That summer, about fifty other Christian clerics deliberately followed in the footsteps of Perfectus. These so-called martyrs of Cordova were sternly criticised by the bishop of the city as well as by a majority of the Christian community. The episode was an aberration in the history of Muslim Spain where Jews, Christians and Muslims lived alongside each other for centuries in peace and harmony. The blasphemous pronouncements of the clerics did not spark violence. The law of the land, which was undoubtedly severe, was reluctantly applied, but only after the accused were provided the opportunity and encouraged to retract their statements.
In contrast, the violent reaction to The Innocence of Muslims has provided the film a publicity bonanza which would, otherwise, have cost its producer a fortune. The Pakistani government has done more than any other to promote the trashy video through its harebrained decision of declaring Friday a public holiday. Such cheap political gimmickry has achieved nothing but has cost the country billions of rupees.
The correct and dignified response would have been to sue the producer of the film. In a remarkably insightful article last week, lawyer Yasser Latif Hamdani explained that despite the freedom of speech guaranteed under the First Amendment to the US Constitution, the unanimous opinion of the Supreme Court in 1942 was: “There are certain well-defined and narrowly limited classes of speech, the prevention and punishment of which have never been thought to raise any constitutional problem. These include the lewd and obscene, the profane, the libellous and the insulting or fighting words those that by their very utterance inflict injury or tend to incite an immediate breach of the peace.”
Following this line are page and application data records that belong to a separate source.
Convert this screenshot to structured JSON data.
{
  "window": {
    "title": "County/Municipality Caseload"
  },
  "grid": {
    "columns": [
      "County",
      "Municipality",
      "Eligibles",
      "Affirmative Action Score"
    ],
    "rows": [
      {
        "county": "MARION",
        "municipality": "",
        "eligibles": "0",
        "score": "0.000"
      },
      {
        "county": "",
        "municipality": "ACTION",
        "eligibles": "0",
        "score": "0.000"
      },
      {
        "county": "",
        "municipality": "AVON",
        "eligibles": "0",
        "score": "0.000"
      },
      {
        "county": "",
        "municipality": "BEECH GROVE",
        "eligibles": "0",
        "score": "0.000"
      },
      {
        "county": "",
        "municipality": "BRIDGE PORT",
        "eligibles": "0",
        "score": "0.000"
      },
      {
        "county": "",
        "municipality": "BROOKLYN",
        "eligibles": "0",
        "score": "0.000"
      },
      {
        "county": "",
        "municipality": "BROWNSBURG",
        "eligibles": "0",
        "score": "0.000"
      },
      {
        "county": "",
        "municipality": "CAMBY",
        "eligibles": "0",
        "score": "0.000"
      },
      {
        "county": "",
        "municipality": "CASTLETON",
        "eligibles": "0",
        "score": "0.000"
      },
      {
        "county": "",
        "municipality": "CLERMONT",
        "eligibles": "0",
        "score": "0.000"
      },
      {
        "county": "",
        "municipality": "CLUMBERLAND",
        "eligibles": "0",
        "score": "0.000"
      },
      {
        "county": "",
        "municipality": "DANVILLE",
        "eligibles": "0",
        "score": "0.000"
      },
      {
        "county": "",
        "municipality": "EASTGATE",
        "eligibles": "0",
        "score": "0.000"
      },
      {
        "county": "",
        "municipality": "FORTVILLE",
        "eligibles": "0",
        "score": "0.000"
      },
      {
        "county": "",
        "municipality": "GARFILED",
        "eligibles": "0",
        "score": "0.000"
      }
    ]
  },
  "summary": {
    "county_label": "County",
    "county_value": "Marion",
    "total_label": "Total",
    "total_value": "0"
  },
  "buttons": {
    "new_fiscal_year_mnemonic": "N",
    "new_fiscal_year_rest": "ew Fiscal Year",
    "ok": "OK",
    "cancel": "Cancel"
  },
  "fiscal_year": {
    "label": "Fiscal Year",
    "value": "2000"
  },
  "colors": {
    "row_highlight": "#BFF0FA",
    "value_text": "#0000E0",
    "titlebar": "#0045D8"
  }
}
In far away California, Nakoula must be laughing up his sleeves. He has learnt how easy it is to provoke Muslims who have set aside the rational emphasis of their great religion and seem to believe, as the as the 16th-century leader of the Protestant movement Martin Luther did, that “reason is the devil’s harlot.”
S Iftikhar Murshed is the publisher of Criterion quarterly.